As employees look across the breadth of departments in your enterprise, do they think, “I really want to get into that group. Procurement is where the movers and shakers are?” Here’s the acid test; do other departments look to the procurement organization to find talent for themselves? Most often this is not the case. But talk with any Chief Procurement Officer (CPO) or procurement head, and they will wish it were so.
To be sure, procurement is a vital component of any large company. It supports every department and employee in the company; it engages with every service provider the company does business with; it executes contracts that help manage the risk to the company; it commits sometimes significant financial obligations on behalf of the company; it leads supplier diversity programs; it has a holistic view of the spend of the company; and it has the ability to manage consumption. No other department has as much reach both internally and externally.
Yet, in most companies, procurement is not seen as the “go-to” department.A variety of challenges can dull its reputation, including the transactional nature or history of the group, the perception that it is bottleneck in the company, a lack of leadership or mission, a lack of technology and process investment, or the perception that procurement is simply a necessary evil (much like the legal department.)
However, fear not. You can turn these perceptions on their head. Work on building a few essential characteristics for your procurement group, and you will be well on your way to building the “go-to” department that you and others around the company want to be part of. Let’s discuss five of the key attributes that procurement groups must have to become a “go-to” impactful organization.
You must begin at the top - literally. The procurement group needs a strong leader who instills confidence and trust within the team and with the business, and who has strong relationship and communication skills plus business acumen. An effective procurement leader is not a “procurement person.” Rather, he or she is a sales and business leader who focuses on business objectives, leveraging procurement skills as a means to support them. The sales skills are important as s/he will have to build buy-in and engagement. A strong procurement leader needs a “service” mentality to develop a culture that enables the business units versus fostering the units’ perception of procurement as the company “police.” Because procurement is in constant evolution – moving from a startup group through varying levels of maturity – and is impacted by the company’s performance, the leader needs to demonstrate the flexibility and adaptability to develop people even as roles change. Having the right leader sets the tone for the procurement organization.Without this person the other attributes will be difficult to achieve.
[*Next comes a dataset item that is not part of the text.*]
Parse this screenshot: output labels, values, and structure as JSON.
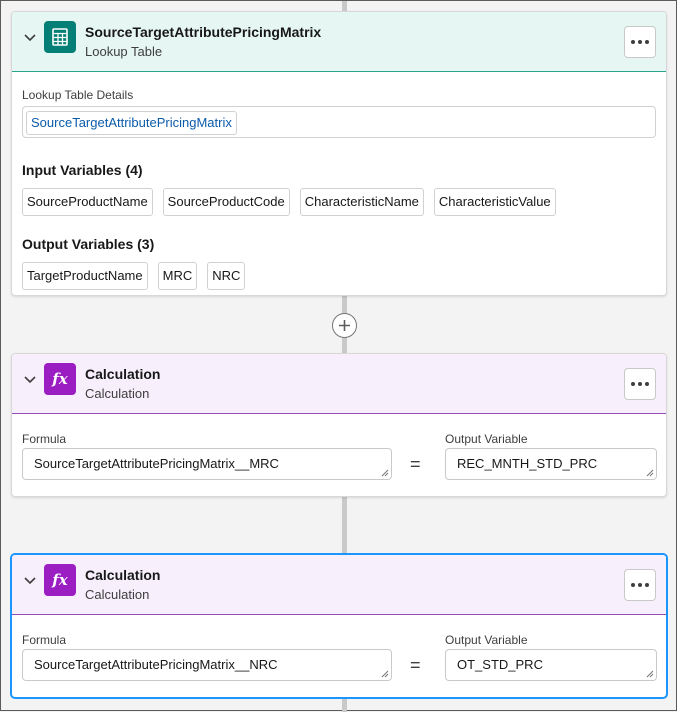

But a good captain can only go so far without a mission. A vibrant procurement organization needs a clear set of meaningful (and measurable) goals. The procurement team needs to know what it stands for, what it is trying to accomplish, and what to communicate to the business units and service providers. While the groups’ goals may include the standards of cost reduction and savings reported, more importantly, the goals need to align with the company’s larger imperatives and demonstrate how procurement enables the business units to deliver on the company’s mission.
Let’s face it: colleagues can be ho-hum about a group that is not visibly supported by leadership or engaged by its constituents. Procurement needs buttressing from the C-suite level. A consistent executive message that declares procurement as a core resource for achieving the business imperatives will go a long way to build confidence from all realms of the enterprise. Business unit executives need to invite procurement to business unit meetings agendas and to participate in department planning sessions. Executive level support provides a credible platform for procurement to demonstrate its value and, therefore, build buy-in from the business.
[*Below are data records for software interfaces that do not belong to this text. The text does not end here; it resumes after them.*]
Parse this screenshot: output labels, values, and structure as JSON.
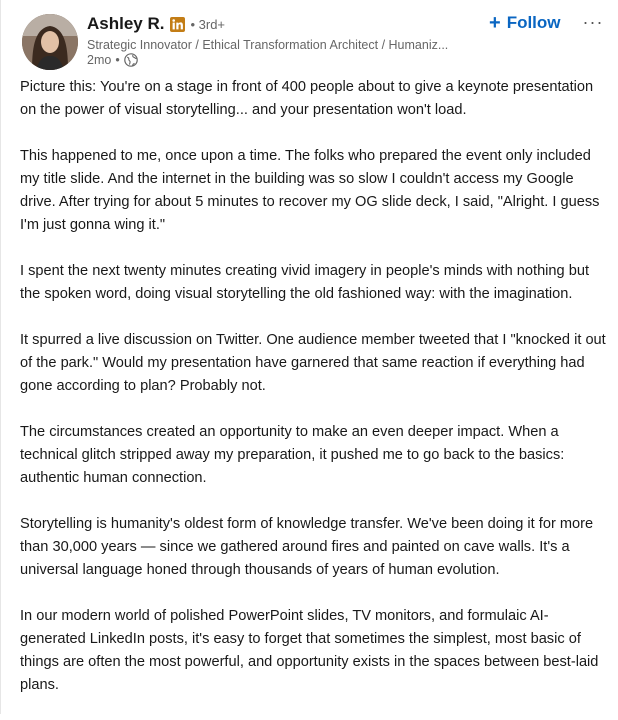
{
  "post": {
    "author": {
      "name": "Ashley R.",
      "badge_icon": "linkedin-premium-icon",
      "degree": "• 3rd+",
      "headline": "Strategic Innovator / Ethical Transformation Architect / Humaniz...",
      "time": "2mo",
      "visibility_icon": "globe-icon",
      "meta_dot": "•"
    },
    "actions": {
      "follow_plus": "+",
      "follow_label": "Follow",
      "more_icon": "ellipsis-icon",
      "more_text": "···"
    },
    "paragraphs": [
      "Picture this: You're on a stage in front of 400 people about to give a keynote presentation on the power of visual storytelling... and your presentation won't load.",
      "This happened to me, once upon a time. The folks who prepared the event only included my title slide. And the internet in the building was so slow I couldn't access my Google drive. After trying for about 5 minutes to recover my OG slide deck, I said, \"Alright. I guess I'm just gonna wing it.\"",
      "I spent the next twenty minutes creating vivid imagery in people's minds with nothing but the spoken word, doing visual storytelling the old fashioned way: with the imagination.",
      "It spurred a live discussion on Twitter. One audience member tweeted that I \"knocked it out of the park.\" Would my presentation have garnered that same reaction if everything had gone according to plan? Probably not.",
      "The circumstances created an opportunity to make an even deeper impact. When a technical glitch stripped away my preparation, it pushed me to go back to the basics: authentic human connection.",
      "Storytelling is humanity's oldest form of knowledge transfer. We've been doing it for more than 30,000 years — since we gathered around fires and painted on cave walls. It's a universal language honed through thousands of years of human evolution.",
      "In our modern world of polished PowerPoint slides, TV monitors, and formulaic AI-generated LinkedIn posts, it's easy to forget that sometimes the simplest, most basic of things are often the most powerful, and opportunity exists in the spaces between best-laid plans."
    ]
  },
  "colors": {
    "brand_blue": "#0a66c2",
    "premium_gold": "#c37d16",
    "text_primary": "#191919",
    "text_secondary": "#666666"
  }
}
Meanwhile, people on the inside need to be empowered, too. While team goals are essential, motivated individuals want to own their outcomes and be recognized for their contributions. Well-developed roles and activities will give procurement team members a sense of ownership of their actions and the outcomes they generate. People are attracted to jobs where they can be in charge of their decisions and their relationships; and the business units want to work with people who are empowered to solve their problems. Of course, goals for individual employees will need to align with the procurement group’s goals to drive the appropriate team actions.
All of this transformational work will help build procurement’s new reputation. A great reputation begins when you become known as the group to call when someone needs to get something done. Even when procurement can’t solve the inquiry, let people know you are the group who will point them to a solution. When these calls start coming in, procurement is becoming recognized as a partner for the business units. People want to be associated with the problem solvers, the team that gets invited to meetings, the group that makes decisions.
The right reputation will also depend on procurement’s ability to effectively execute and market itself. The group must consistently deliver on what it promises and keep its customers at the center of its work. At the same time, procurement must continue to reach out to the business units and share success stories. The nature of reputation-building is that once it starts, it will snowball, driving more procurement demand from the business…and perhaps more interest from people who want to be a part of the procurement group.
Even though these steps may seem straightforward, many groups have difficulty completely reinventing themselves. For those that do, a domino effect brings other positive changes. Attrition will increase as other parts of the company look to hire people from procurement. Demand to get into procurement will increase as others realize its broad reach and influence. And business unit demand will increase, driving the need to assess procurement’s growth and focus. These will be exciting new times.
With a strong leader, solid goals, executive support, empowered individuals, and the right reputation, the procurement team will see high quality people knocking on the door and evolve into the “go-to” team it should rightly be.